Frank Parkyn, cyclemaker, started building motorcycles in the early 1900's. His motorcycles were powered by M.M.C. engines, but very few were made and production soon ended. Production started again in 1919, after the first world war. The first machine was powered by a Verus 268c.c., 2 stroke engine. It had a two speed gearbox, was fitted with a belt drive, and sold for £80. The 1920 Olympic was powered by a 2.86h.p., 261.5c.c., 2 stroke engine, and included an A.M.A.C. carburettor, Gosport spring forks and was finished in black enamel with gold lining. The single speed version sold for £65 and the two speed version was priced at £77. A two speed machine with kick start was available for £84 and a three speed version with kick start cost £90.

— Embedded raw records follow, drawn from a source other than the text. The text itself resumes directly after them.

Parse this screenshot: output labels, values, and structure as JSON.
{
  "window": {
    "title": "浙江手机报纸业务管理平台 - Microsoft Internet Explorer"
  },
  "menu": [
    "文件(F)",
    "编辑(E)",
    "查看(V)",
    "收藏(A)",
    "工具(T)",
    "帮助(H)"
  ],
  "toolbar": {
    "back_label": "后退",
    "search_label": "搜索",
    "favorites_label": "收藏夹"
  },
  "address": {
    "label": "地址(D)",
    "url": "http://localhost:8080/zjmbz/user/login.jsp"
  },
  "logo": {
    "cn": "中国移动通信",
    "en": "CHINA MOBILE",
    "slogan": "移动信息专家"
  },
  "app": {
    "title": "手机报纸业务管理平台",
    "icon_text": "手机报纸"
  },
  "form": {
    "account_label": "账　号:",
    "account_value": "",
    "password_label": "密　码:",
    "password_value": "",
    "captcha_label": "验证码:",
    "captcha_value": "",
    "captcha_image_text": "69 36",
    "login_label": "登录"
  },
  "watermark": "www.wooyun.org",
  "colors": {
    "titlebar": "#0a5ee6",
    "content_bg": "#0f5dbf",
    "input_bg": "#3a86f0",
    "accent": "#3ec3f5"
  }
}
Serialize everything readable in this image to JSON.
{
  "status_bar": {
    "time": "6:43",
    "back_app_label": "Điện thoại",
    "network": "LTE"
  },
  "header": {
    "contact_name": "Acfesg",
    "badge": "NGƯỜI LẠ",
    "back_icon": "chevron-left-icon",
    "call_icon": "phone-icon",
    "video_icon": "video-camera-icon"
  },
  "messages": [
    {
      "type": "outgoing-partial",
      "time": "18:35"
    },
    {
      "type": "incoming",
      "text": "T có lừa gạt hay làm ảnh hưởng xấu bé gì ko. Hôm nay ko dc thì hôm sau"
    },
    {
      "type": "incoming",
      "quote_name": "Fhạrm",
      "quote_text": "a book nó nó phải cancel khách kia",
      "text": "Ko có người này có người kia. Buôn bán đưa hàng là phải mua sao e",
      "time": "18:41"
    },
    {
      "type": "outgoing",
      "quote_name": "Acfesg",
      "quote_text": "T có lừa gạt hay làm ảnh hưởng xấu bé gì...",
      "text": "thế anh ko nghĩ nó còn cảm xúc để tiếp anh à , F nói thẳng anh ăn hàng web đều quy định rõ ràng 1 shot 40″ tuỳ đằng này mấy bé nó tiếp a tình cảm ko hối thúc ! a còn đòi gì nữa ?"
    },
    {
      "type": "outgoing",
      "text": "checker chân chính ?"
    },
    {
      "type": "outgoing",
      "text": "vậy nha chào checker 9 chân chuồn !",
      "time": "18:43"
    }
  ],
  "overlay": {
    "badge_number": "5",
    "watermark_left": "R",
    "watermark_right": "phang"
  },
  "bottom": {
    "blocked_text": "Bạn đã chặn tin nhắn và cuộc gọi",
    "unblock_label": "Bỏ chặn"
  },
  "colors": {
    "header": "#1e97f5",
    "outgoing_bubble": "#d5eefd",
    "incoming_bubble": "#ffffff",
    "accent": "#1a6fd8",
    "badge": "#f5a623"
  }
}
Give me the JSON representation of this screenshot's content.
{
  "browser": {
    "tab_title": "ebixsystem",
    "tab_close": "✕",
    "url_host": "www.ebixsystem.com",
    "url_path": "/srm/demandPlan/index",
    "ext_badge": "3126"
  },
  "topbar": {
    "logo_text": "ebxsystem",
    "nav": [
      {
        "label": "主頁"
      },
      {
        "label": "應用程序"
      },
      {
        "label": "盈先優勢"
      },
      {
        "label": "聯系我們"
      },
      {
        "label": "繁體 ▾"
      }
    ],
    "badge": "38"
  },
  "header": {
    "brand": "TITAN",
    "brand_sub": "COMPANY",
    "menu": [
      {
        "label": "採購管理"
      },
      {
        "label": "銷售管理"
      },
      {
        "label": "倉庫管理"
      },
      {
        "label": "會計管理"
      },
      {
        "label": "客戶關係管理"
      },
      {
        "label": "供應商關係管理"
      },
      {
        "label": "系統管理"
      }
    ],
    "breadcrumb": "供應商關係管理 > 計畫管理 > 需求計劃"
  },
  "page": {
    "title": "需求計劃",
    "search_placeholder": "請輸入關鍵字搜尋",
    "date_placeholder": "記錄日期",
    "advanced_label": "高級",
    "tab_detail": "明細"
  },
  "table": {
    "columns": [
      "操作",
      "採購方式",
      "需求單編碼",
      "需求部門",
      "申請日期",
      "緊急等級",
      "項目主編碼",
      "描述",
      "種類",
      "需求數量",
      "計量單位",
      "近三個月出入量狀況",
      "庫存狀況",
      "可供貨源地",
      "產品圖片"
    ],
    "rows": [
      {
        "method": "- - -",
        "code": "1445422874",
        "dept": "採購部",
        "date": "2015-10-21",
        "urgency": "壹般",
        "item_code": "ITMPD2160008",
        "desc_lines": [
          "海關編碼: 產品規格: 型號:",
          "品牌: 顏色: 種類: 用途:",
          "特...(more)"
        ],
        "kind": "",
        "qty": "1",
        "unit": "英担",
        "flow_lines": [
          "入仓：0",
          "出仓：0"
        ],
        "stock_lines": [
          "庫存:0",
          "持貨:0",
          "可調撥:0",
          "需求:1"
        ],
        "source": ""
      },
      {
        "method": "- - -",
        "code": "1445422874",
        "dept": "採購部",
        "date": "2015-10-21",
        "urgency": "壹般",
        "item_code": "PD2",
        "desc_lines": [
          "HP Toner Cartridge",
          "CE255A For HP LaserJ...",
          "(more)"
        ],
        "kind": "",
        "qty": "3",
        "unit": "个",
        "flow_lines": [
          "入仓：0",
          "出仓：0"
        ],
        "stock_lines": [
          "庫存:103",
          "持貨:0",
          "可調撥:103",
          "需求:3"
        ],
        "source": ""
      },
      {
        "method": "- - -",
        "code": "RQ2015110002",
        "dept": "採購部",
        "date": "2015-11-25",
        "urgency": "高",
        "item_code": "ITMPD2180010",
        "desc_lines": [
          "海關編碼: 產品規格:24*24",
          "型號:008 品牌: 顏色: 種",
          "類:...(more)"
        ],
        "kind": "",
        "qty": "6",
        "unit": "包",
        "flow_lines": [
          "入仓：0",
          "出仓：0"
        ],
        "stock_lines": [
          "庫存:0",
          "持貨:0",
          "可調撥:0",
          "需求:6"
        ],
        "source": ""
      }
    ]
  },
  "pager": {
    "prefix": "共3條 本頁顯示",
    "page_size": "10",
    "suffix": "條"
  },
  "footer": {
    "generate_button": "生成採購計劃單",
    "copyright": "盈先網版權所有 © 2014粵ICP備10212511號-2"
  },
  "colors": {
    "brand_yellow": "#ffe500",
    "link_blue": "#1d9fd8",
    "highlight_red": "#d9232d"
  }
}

The 1922 Olympic, was offered with a wide range of engines and cheaper machines were also made under the resurrected 'New Courier' name. Sales were initially quite good, but soon suffered because of the general depression. Production ended in 1923.
Pic courtesy Marc Boniface, Norway